## Assigned task
Whenever a line in the data holds the string "from", copy that line.
■ ■ ■ ■ ■ ■ ■
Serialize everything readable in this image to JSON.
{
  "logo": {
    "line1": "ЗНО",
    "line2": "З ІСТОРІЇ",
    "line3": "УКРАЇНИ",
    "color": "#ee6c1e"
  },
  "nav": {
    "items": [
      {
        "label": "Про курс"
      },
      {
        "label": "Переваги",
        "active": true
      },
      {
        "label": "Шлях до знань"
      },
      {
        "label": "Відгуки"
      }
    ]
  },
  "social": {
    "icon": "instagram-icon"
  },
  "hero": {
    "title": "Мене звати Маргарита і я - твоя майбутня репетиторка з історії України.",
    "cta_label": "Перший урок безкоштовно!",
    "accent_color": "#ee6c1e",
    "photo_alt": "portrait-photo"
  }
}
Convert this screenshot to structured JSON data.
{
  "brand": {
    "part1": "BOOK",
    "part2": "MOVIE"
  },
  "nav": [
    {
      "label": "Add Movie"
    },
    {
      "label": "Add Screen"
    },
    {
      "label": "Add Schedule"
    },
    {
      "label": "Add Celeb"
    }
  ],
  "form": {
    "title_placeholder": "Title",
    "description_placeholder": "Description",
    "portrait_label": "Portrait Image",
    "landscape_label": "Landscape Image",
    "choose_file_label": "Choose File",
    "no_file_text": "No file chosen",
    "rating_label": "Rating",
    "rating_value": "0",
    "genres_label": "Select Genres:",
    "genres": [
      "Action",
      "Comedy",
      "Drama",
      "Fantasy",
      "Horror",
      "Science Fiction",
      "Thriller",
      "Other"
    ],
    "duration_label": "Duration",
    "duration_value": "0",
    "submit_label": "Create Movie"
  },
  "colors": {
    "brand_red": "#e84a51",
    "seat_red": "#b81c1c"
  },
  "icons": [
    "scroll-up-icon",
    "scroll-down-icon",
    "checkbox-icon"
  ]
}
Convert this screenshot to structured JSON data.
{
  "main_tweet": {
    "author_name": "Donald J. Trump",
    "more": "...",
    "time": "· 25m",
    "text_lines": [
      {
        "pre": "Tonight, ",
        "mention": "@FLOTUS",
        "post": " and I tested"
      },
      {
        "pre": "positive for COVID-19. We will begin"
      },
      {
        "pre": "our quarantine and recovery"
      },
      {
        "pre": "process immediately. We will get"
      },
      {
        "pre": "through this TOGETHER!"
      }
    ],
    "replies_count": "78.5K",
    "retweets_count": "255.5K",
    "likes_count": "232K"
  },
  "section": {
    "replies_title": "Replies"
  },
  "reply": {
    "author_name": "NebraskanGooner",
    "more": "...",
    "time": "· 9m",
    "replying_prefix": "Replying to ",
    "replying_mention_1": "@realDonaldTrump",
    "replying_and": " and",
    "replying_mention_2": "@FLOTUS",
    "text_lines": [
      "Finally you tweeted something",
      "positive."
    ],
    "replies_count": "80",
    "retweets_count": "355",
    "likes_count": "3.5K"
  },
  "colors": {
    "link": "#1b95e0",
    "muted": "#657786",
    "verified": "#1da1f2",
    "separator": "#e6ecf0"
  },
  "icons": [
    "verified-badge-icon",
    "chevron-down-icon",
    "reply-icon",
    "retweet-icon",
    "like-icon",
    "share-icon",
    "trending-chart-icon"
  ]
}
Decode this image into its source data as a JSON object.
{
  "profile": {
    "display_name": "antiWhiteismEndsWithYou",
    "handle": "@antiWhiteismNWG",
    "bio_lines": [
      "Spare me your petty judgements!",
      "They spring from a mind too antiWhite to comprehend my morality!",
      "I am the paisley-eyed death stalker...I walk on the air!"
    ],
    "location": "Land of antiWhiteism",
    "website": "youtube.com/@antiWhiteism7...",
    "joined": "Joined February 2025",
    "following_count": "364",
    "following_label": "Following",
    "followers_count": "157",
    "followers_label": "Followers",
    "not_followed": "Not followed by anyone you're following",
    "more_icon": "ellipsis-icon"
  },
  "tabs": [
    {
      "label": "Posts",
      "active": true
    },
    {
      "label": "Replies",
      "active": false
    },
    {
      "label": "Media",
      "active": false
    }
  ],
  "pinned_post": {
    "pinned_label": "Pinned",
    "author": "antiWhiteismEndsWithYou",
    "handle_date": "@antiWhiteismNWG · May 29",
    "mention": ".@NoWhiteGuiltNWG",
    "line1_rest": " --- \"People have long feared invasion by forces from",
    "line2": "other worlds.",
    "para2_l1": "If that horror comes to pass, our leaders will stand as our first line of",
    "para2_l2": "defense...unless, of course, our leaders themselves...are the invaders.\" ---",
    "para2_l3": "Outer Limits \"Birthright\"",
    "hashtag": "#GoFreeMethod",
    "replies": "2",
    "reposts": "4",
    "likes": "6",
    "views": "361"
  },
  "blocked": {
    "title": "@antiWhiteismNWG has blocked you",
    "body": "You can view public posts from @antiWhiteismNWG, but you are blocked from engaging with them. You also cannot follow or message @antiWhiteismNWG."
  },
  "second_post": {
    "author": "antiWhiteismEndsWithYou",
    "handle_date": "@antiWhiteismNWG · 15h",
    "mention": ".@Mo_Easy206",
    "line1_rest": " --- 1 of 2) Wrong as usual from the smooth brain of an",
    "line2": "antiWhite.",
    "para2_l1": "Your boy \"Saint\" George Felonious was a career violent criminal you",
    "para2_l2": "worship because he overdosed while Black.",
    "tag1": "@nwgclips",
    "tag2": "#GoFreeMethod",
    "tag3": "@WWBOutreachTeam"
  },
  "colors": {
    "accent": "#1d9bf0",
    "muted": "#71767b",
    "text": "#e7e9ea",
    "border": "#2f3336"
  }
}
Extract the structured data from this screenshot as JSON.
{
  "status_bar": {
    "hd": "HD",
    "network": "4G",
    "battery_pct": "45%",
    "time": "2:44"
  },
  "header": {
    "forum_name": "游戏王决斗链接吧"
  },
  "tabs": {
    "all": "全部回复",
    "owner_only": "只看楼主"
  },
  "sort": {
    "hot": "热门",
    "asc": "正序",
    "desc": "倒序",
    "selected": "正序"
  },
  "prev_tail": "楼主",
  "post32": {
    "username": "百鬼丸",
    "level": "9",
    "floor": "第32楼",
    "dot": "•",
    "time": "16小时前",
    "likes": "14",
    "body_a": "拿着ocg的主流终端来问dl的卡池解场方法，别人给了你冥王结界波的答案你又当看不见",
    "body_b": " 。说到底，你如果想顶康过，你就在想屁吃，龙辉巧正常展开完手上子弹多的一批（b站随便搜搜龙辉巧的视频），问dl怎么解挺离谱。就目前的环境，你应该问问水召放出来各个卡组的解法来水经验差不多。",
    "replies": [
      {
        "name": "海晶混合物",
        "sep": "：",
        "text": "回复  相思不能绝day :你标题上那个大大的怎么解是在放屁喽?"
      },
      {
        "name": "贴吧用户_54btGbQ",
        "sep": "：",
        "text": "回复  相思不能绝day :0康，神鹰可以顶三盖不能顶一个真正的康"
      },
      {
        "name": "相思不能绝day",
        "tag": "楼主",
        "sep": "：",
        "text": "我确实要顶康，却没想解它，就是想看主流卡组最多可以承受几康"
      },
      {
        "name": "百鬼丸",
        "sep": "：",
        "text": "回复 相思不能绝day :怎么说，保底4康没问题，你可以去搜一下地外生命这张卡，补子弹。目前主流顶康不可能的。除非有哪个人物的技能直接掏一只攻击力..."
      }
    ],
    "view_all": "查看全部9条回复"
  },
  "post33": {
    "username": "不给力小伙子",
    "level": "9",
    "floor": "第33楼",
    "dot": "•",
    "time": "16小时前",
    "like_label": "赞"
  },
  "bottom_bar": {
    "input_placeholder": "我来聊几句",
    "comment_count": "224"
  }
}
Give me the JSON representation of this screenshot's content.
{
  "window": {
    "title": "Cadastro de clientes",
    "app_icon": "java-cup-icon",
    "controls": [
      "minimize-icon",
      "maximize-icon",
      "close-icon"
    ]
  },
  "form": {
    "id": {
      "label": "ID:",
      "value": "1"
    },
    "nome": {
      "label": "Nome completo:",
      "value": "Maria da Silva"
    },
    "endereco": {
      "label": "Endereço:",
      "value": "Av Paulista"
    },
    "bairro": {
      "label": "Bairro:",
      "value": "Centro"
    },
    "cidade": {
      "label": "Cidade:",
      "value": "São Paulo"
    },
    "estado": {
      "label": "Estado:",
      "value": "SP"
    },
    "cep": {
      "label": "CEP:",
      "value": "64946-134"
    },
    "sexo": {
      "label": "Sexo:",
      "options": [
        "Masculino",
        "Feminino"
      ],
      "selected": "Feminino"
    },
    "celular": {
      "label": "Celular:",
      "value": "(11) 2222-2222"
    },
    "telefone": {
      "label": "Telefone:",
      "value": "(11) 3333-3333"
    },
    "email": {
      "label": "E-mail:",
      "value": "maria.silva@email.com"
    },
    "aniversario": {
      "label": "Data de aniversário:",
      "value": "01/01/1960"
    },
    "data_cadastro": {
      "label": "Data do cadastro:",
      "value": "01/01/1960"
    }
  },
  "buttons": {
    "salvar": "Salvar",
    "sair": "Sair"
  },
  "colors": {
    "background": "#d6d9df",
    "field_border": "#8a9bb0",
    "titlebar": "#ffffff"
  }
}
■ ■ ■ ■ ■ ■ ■
## Answer to this task
      "They spring from a mind too antiWhite to comprehend my morality!",
    "line1_rest": " --- \"People have long feared invasion by forces from",
    "body": "You can view public posts from @antiWhiteismNWG, but you are blocked from engaging with them. You also cannot follow or message @antiWhiteismNWG."
    "line1_rest": " --- 1 of 2) Wrong as usual from the smooth brain of an",
Extract the structured data from this screenshot as JSON.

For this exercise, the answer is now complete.